→ **ASSIGNMENT**
Using the listing that follows, filter out every line lacking the string "content" and return the rest.

→ **GIVEN RECORDS**
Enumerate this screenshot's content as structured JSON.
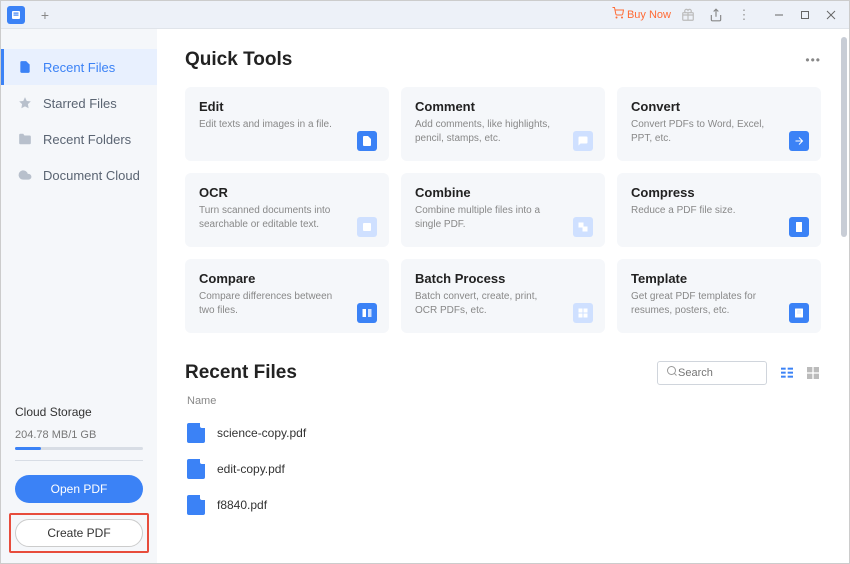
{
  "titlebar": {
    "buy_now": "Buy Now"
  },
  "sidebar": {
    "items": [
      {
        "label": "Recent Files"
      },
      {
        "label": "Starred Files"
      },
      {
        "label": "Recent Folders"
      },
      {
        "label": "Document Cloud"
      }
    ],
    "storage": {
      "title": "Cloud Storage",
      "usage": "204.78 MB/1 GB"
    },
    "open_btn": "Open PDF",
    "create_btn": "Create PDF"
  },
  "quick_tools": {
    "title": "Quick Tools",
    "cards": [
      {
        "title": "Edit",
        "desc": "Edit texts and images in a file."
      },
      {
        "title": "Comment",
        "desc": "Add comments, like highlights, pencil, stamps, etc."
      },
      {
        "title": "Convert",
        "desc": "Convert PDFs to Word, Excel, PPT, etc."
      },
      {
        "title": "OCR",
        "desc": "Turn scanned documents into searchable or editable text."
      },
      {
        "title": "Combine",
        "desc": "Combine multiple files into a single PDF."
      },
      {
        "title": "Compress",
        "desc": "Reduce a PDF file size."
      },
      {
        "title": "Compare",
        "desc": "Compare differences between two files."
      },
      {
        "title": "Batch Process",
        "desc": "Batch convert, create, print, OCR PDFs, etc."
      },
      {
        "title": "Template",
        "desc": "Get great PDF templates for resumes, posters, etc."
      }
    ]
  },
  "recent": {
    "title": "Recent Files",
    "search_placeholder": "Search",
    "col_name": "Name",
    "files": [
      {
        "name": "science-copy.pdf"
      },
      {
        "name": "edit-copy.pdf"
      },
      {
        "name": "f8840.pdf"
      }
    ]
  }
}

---

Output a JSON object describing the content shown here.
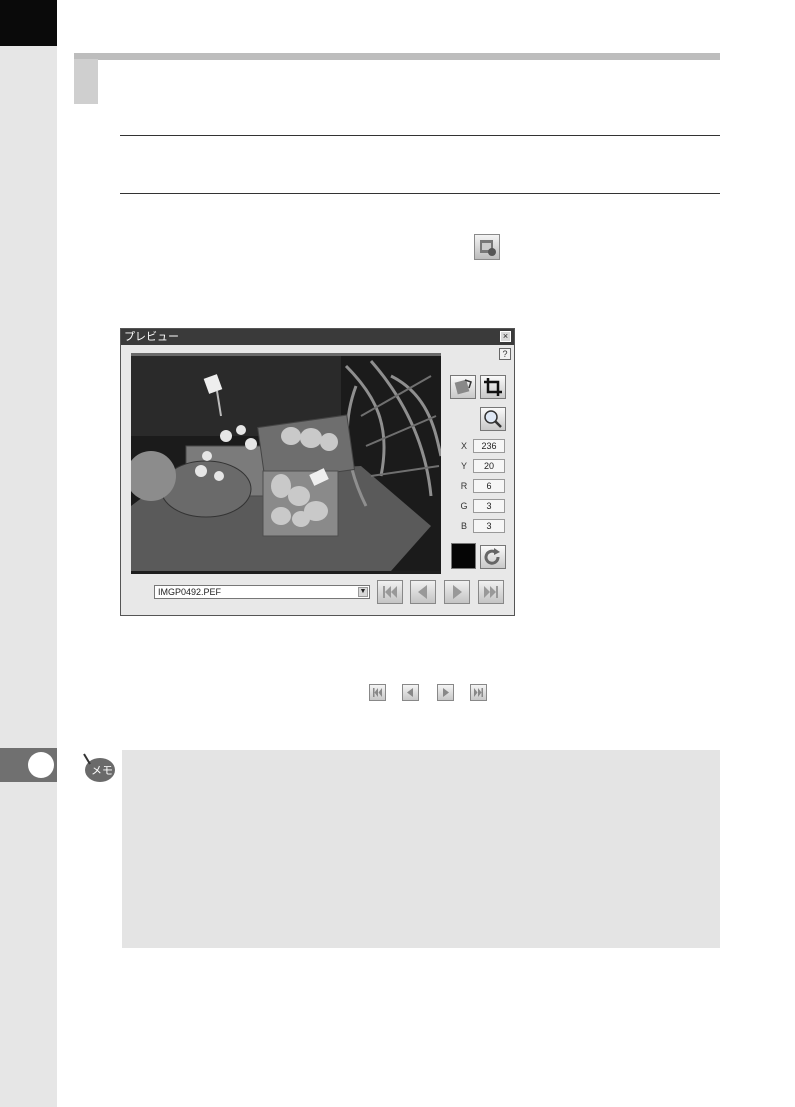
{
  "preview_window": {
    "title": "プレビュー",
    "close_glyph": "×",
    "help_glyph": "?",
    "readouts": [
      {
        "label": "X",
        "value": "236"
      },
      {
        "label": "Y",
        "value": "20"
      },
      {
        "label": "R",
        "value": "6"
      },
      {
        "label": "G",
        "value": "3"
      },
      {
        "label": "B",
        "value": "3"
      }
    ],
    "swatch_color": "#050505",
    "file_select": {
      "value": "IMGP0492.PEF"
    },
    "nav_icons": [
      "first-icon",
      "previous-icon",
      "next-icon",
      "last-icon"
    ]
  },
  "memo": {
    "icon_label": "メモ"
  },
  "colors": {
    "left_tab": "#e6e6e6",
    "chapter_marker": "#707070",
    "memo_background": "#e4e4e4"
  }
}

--

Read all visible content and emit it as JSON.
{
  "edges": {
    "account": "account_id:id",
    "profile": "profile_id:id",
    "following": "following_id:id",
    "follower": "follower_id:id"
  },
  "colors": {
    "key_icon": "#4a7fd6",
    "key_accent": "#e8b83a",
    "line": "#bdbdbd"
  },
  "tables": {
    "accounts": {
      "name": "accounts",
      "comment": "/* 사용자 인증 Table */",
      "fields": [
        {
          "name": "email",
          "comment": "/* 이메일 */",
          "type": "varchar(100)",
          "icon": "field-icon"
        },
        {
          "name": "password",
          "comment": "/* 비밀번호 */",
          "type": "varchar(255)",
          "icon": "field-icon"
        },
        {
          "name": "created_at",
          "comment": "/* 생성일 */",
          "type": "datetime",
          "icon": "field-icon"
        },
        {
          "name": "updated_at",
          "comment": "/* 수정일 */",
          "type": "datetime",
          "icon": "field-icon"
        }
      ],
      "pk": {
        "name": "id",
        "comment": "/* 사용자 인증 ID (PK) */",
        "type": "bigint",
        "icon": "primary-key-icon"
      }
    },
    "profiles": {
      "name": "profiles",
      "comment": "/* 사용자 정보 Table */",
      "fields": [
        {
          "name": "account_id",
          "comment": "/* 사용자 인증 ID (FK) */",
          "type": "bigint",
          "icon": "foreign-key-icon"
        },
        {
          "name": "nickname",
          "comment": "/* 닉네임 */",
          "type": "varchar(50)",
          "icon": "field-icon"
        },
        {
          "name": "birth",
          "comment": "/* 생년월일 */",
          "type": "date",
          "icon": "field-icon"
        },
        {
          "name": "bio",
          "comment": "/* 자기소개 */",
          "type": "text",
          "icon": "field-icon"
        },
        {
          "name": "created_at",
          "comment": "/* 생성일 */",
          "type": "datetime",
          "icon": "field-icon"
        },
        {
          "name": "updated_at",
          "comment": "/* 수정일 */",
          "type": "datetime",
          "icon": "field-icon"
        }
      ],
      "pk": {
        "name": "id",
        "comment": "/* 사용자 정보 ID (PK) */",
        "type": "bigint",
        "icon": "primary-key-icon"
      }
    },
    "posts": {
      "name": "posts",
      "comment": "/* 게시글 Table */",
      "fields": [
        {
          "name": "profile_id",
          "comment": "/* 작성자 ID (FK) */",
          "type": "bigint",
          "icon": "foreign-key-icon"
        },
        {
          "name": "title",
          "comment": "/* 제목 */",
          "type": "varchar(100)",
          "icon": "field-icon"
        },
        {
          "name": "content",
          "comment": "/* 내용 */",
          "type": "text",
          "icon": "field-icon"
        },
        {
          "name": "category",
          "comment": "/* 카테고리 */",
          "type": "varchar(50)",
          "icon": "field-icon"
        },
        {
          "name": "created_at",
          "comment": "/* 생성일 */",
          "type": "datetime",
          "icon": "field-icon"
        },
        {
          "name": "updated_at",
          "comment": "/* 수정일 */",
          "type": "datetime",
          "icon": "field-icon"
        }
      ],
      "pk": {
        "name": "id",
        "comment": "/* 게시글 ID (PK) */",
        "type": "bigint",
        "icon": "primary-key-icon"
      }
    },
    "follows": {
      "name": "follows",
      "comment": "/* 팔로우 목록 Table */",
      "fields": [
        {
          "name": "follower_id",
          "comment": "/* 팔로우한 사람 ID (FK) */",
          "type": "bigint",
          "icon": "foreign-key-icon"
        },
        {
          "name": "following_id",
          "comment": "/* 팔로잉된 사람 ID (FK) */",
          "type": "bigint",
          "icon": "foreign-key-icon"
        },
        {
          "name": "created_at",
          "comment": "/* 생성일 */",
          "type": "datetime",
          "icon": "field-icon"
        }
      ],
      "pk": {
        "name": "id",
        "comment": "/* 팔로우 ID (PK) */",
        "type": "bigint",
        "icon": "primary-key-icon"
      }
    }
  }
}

→ **FINISHED TASK**
Enumerate this screenshot's content as structured JSON.
Output a JSON object describing the content shown here.
Read all visible content and emit it as JSON.
          "name": "content",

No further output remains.